- _DATASET EXTRACT_
====================

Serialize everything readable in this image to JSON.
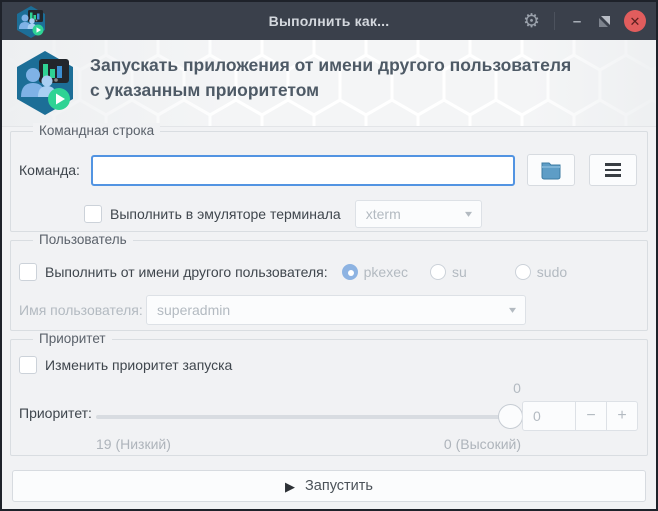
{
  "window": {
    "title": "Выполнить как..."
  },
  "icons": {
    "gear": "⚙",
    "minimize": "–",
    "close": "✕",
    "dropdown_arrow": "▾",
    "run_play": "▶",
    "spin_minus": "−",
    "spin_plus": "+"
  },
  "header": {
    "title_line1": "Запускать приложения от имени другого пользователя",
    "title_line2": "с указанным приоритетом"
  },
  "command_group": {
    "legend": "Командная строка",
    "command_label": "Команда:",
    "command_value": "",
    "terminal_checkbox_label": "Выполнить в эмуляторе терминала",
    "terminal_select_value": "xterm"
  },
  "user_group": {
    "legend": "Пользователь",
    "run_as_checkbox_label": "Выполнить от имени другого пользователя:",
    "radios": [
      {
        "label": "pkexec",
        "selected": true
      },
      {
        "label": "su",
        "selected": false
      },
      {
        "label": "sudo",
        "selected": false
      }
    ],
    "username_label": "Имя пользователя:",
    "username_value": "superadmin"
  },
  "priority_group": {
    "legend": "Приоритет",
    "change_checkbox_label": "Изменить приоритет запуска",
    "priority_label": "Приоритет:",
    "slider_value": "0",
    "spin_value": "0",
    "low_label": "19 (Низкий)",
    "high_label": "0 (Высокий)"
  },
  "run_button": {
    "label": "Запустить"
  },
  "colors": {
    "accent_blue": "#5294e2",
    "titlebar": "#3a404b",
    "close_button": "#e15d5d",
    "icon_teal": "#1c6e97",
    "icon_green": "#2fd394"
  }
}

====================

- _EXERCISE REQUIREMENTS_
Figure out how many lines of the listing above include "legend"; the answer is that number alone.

- _EXERCISE SOLUTION_
3